Fresh Water, Foul Sewage
Following Blue Water lawsuit, Maryland sues Fleischmann’s for pollution discharges in Jones Falls
The vinegar company must stop releasing chlorinated, acidic water into the Jones Falls and disconnect its illegal connection to Baltimore’s stormwater system, MDE lawsuit says.
Above: A large storm drain and two white PVC pipes discharge into the Jones Falls next to the vinegar plant. (Mark Reutter)
The Maryland Department of the Environment (MDE) has now filed suit against Fleischmann’s Vinegar Company over pollution releases into Baltimore’s Jones Falls, citing hundreds of days of documented violations.
The lawsuit, filed Wednesday in Baltimore City Circuit Court, comes on the heels of a federal complaint against Fleischmann’s filed earlier this week by Blue Water Baltimore, an environmental nonprofit.
MDE charges the company with numerous acidic discharges into the stream, which runs through North Baltimore and discharges into the Inner Harbor near Harbor East.
The suit saying the vinegar factory failed to properly de-chlorinate water used in processing and released twice the amount it is legally permitted to discharge into the waterway.
Many of the discharges came from cracks in the factory’s retaining wall along the Jones Falls and from a stormwater drain the facility was illegally hooked up to, the complaint said.
“We are encouraged by the state’s action and by the state’s, what seems to be, a shift back towards enforcement,” said Angela Haren, a senior attorney for the Chesapeake Legal Alliance, which represents Blue Water Baltimore.
Under the administration of Republican Gov. Larry Hogan, MDE was frequently under fire from environmental groups for lax enforcement and giving polluters a pass.
Last year, for instance, Blue Water and a who’s who of other environmental groups filed suit against the state over what they said was a weak industrial stormwater runoff permitting process.
MDE Secretary Serena McIlwain, appointed by Democratic Gov. Wes Moore, and Attorney General Anthony G. Brown were at the top of the statement announcing the lawsuit.
“This case is the result of working in cooperation with Blue Water Baltimore and Chesapeake Legal Alliance,” McIlwain is quoted saying, pledging “renewed focus on enforcement.”
• Maryland’s chief of water pollution enforcement departs after a string of embarrassing incidents (3/11/22)
• Water pollution enforcement took a nosedive under Hogan, study finds (3/9/22)
Hope for a Settlement
Both of the lawsuits against Fleishmann’s also name its corporate parent, the Ireland-based food and flavor products conglomerate, Kerry Inc.
A Kerry spokesperson today released a statement on behalf of Fleischmann’s saying the company “takes its environmental responsibilities extremely seriously.”
The company “has been working closely with the Maryland Department of the Environment and the City of Baltimore to ensure its site in Baltimore complies with the Clean Water Act,” the statement said.

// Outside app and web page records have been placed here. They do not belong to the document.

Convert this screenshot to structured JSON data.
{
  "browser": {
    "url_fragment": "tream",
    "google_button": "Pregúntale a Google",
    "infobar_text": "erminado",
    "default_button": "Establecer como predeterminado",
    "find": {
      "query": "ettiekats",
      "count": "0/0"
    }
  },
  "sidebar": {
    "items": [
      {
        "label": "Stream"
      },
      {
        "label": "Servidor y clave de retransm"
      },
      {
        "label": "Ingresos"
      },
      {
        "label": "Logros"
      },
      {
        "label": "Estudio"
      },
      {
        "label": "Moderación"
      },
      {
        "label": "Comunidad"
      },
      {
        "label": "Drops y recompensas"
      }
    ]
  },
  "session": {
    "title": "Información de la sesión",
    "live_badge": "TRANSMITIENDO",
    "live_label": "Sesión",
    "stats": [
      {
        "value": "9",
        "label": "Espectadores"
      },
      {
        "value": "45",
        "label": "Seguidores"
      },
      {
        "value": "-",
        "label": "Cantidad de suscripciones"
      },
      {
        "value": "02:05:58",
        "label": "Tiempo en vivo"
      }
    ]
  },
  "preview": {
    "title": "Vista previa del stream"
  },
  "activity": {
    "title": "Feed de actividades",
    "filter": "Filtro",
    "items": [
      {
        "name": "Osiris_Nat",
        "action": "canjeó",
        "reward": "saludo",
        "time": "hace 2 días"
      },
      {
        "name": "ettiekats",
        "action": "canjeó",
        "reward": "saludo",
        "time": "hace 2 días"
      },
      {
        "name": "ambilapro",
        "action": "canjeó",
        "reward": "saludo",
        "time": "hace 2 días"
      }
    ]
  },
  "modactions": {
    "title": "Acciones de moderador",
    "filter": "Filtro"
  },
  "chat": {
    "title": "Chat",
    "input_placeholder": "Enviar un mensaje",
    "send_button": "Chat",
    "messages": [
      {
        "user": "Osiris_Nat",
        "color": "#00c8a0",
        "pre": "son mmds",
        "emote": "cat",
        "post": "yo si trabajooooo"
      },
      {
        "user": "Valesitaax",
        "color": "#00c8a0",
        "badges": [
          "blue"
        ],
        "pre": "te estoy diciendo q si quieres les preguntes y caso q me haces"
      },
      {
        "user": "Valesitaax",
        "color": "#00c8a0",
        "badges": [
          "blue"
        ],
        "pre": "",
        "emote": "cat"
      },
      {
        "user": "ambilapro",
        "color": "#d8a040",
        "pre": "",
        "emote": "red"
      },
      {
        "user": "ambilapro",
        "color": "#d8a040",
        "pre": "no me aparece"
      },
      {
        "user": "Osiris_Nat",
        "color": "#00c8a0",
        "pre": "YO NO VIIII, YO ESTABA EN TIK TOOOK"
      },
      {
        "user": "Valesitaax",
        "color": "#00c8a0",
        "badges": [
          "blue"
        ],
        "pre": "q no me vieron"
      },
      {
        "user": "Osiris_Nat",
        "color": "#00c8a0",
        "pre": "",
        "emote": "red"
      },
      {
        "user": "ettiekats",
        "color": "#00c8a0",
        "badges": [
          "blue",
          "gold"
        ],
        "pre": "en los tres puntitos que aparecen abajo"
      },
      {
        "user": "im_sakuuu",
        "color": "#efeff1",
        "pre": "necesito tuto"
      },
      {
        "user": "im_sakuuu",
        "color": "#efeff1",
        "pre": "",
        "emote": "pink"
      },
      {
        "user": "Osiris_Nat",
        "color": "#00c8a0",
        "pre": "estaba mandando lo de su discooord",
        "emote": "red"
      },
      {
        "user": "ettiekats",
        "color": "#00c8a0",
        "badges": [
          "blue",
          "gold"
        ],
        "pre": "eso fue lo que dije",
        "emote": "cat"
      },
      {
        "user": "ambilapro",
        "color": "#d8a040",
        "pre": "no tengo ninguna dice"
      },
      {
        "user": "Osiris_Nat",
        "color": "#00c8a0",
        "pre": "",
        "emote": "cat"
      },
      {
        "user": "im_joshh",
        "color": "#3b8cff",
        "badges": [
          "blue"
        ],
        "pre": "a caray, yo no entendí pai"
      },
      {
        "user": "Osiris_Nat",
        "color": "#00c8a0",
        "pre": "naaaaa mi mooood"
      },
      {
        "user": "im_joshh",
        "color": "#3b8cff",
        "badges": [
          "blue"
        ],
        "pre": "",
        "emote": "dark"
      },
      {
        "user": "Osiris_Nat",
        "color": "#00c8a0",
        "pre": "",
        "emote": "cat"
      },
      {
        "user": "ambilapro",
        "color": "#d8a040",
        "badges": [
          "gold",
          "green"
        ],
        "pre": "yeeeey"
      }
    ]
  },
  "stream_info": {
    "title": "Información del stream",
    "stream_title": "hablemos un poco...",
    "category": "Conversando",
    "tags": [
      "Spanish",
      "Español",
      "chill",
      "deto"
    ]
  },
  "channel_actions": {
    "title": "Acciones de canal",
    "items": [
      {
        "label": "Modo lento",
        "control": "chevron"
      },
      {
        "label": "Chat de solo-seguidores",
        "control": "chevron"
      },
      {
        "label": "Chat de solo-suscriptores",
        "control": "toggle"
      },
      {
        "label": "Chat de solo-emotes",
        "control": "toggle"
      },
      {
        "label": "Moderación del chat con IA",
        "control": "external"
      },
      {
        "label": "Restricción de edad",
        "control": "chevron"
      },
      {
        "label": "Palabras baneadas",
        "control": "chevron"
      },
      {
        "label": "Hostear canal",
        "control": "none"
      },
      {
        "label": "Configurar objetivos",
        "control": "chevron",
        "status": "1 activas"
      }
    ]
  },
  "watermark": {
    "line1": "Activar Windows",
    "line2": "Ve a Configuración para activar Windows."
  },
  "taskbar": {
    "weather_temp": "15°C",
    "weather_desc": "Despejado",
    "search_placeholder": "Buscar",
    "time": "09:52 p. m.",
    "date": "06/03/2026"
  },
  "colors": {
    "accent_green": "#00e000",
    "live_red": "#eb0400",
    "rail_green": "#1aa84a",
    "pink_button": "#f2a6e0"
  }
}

“The company is committed to meeting all of its environmental compliance obligations and will continue to work closely with local authorities and the citizen group to reach a positive resolution,” it continued.
Haren said Blue Water plans to join the state’s case as an intervenor and work with the parties to negotiate “a quick settlement agreement.”

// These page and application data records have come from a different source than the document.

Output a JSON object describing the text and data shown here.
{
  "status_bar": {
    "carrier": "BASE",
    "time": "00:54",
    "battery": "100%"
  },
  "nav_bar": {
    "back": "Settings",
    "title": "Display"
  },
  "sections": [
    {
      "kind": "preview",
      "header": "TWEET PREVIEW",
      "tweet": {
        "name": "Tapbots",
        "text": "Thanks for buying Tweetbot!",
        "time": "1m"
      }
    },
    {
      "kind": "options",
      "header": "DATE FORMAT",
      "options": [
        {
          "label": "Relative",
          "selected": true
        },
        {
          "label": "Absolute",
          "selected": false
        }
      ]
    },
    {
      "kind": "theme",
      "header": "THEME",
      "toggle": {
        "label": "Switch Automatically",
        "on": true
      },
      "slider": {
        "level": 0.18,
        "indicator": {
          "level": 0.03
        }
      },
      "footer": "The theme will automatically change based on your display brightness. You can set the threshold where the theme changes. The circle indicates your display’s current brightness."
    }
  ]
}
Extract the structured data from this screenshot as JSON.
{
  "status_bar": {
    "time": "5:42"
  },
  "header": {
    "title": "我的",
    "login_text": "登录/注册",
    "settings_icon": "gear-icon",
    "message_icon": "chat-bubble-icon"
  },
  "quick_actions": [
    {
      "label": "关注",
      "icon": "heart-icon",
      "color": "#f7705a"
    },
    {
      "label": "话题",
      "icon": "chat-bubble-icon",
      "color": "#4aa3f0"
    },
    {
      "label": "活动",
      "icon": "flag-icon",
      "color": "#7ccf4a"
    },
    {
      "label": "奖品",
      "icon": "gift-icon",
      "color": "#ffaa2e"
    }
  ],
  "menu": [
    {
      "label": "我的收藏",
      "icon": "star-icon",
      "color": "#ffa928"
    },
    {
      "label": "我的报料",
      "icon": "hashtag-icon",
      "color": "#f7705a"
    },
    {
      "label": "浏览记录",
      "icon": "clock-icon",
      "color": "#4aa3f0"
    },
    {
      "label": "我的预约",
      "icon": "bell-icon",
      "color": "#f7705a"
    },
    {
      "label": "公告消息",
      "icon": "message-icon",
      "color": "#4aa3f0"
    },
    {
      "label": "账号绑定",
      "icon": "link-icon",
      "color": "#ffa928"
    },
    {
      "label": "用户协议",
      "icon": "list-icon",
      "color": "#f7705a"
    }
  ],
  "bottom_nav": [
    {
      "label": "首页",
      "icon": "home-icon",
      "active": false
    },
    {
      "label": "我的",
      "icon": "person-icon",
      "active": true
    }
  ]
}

“Our main priority is to make sure this pollution ceases immediately,” Haren said.
A pH level of 4.78
The state inspections were spurred by the September 2021 fish kill downstream of the Fleischmann’s facility that was reported to the state by Blue Water Baltimore.
A second fish kill in October 2022 spurred Blue Water to file its suit against Fleischmann’s, which is located on Brand Avenue off Cold Spring Lane near I-83.

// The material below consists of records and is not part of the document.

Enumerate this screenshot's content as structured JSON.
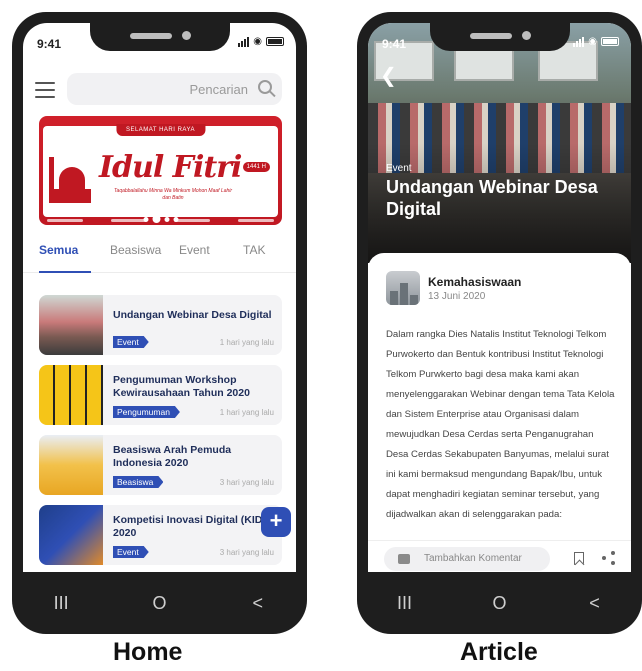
{
  "status": {
    "time": "9:41"
  },
  "home": {
    "search_placeholder": "Pencarian",
    "banner": {
      "ribbon": "SELAMAT HARI RAYA",
      "title": "Idul Fitri",
      "hijri": "1441 H",
      "subtitle": "Taqabbalallahu Minna Wa Minkum Mohon Maaf Lahir dan Batin"
    },
    "tabs": [
      "Semua",
      "Beasiswa",
      "Event",
      "TAK"
    ],
    "active_tab": "Semua",
    "cards": [
      {
        "title": "Undangan Webinar Desa Digital",
        "badge": "Event",
        "time": "1 hari yang lalu"
      },
      {
        "title": "Pengumuman Workshop Kewirausahaan Tahun 2020",
        "badge": "Pengumuman",
        "time": "1 hari yang lalu"
      },
      {
        "title": "Beasiswa Arah Pemuda Indonesia 2020",
        "badge": "Beasiswa",
        "time": "3 hari yang lalu"
      },
      {
        "title": "Kompetisi Inovasi Digital (KID) 2020",
        "badge": "Event",
        "time": "3 hari yang lalu"
      }
    ],
    "fab_icon": "+",
    "caption": "Home"
  },
  "article": {
    "category": "Event",
    "title": "Undangan Webinar Desa Digital",
    "author": "Kemahasiswaan",
    "date": "13 Juni 2020",
    "paragraph": "Dalam rangka Dies Natalis Institut Teknologi Telkom Purwokerto dan Bentuk kontribusi Institut Teknologi Telkom Purwkerto bagi desa maka kami akan menyelenggarakan Webinar dengan tema Tata Kelola dan Sistem Enterprise atau Organisasi dalam mewujudkan Desa Cerdas serta Penganugrahan Desa Cerdas Sekabupaten Banyumas, melalui surat ini kami bermaksud mengundang Bapak/Ibu, untuk dapat menghadiri kegiatan seminar tersebut, yang dijadwalkan akan di selenggarakan pada:",
    "comment_placeholder": "Tambahkan Komentar",
    "caption": "Article"
  },
  "navbar": {
    "recent": "III",
    "home": "O",
    "back": "<"
  },
  "colors": {
    "accent": "#2f4fb5",
    "banner_red": "#c01822",
    "card_bg": "#f3f3f5"
  }
}
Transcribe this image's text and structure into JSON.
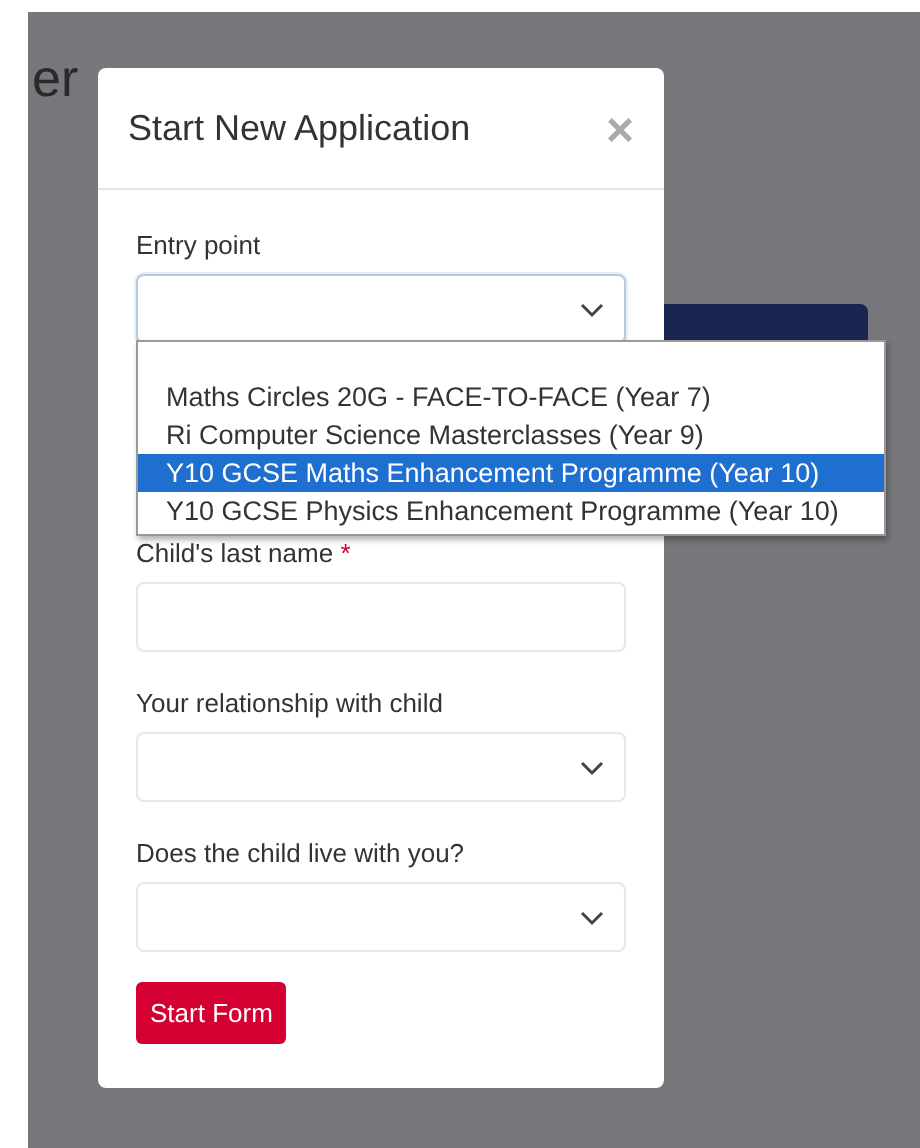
{
  "background": {
    "heading_fragment": "er"
  },
  "modal": {
    "title": "Start New Application",
    "close": "×",
    "fields": [
      {
        "kind": "select",
        "label": "Entry point",
        "expanded": true
      },
      {
        "kind": "text",
        "label": "Child's last name",
        "required_mark": "*"
      },
      {
        "kind": "select",
        "label": "Your relationship with child",
        "expanded": false
      },
      {
        "kind": "select",
        "label": "Does the child live with you?",
        "expanded": false
      }
    ],
    "dropdown_options": [
      {
        "label": "Maths Circles 20G - FACE-TO-FACE (Year 7)",
        "selected": false
      },
      {
        "label": "Ri Computer Science Masterclasses (Year 9)",
        "selected": false
      },
      {
        "label": "Y10 GCSE Maths Enhancement Programme (Year 10)",
        "selected": true
      },
      {
        "label": "Y10 GCSE Physics Enhancement Programme (Year 10)",
        "selected": false
      }
    ],
    "submit": "Start Form"
  }
}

MDE’s complaint cites numerous pollution incidents identified after the the September 2021 fish kill.
Among the incidents, 200 gallons of ethyl alcohol spilled into the Jones Falls and reported by the company on April 1, 2022, and a pH level 4.78 at the facility’s foundation wall, recorded last month.
The facility’s permit allows it to discharge an annual average of less than 295,000 gallons per day. But in 2020, it discharged an average of 643,383 gallons per day, the suit said.
In addition to calling for Fleischmann’s to stop polluting, the suit demands the company “identify and eliminate all interconnections between the facility and a Baltimore City stormwater outfall.”